**Interface dataset entries:**
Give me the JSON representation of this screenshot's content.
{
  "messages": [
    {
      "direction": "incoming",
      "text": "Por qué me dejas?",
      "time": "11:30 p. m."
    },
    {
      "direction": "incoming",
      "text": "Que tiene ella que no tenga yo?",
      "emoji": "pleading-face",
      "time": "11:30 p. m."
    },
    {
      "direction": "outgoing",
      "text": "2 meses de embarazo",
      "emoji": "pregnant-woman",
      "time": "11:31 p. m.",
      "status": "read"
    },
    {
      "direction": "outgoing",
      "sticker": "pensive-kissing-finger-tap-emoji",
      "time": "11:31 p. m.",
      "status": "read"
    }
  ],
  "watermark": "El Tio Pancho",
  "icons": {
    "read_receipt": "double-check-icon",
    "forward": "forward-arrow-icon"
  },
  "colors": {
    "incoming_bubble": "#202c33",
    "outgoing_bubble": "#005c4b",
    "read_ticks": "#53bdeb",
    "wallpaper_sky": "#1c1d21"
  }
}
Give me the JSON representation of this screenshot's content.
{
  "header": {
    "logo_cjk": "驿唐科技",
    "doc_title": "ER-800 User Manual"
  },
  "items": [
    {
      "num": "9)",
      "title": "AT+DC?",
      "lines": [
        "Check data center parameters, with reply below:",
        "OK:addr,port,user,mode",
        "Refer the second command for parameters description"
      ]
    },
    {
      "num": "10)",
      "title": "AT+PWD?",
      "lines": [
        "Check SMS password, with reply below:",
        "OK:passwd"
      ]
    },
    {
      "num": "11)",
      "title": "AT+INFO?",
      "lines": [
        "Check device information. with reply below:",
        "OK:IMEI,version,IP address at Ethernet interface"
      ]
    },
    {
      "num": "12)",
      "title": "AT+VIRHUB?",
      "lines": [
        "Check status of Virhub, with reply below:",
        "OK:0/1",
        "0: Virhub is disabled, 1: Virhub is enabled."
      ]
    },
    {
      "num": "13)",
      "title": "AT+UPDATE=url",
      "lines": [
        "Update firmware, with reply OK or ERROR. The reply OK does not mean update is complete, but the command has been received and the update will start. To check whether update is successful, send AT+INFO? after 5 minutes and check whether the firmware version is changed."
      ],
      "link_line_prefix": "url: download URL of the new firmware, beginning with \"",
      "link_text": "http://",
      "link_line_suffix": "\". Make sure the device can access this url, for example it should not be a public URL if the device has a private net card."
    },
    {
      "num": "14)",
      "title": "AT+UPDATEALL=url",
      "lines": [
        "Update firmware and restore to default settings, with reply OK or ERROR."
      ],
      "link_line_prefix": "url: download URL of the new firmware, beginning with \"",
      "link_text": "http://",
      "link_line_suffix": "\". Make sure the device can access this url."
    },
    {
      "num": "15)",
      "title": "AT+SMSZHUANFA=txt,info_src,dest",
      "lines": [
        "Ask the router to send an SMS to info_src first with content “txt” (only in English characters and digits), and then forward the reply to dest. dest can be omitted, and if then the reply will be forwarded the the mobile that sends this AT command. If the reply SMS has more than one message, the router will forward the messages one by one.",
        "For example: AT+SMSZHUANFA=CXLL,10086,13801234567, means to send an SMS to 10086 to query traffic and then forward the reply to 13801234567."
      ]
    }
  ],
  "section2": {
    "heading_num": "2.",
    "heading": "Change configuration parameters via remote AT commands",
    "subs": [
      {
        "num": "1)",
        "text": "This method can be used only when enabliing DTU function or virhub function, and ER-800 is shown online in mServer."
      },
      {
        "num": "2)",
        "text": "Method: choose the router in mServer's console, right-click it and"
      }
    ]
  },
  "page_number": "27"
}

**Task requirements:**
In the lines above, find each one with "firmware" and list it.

**The completed task:**
        "Update firmware, with reply OK or ERROR. The reply OK does not mean update is complete, but the command has been received and the update will start. To check whether update is successful, send AT+INFO? after 5 minutes and check whether the firmware version is changed."
      "link_line_prefix": "url: download URL of the new firmware, beginning with \"",
        "Update firmware and restore to default settings, with reply OK or ERROR."
      "link_line_prefix": "url: download URL of the new firmware, beginning with \"",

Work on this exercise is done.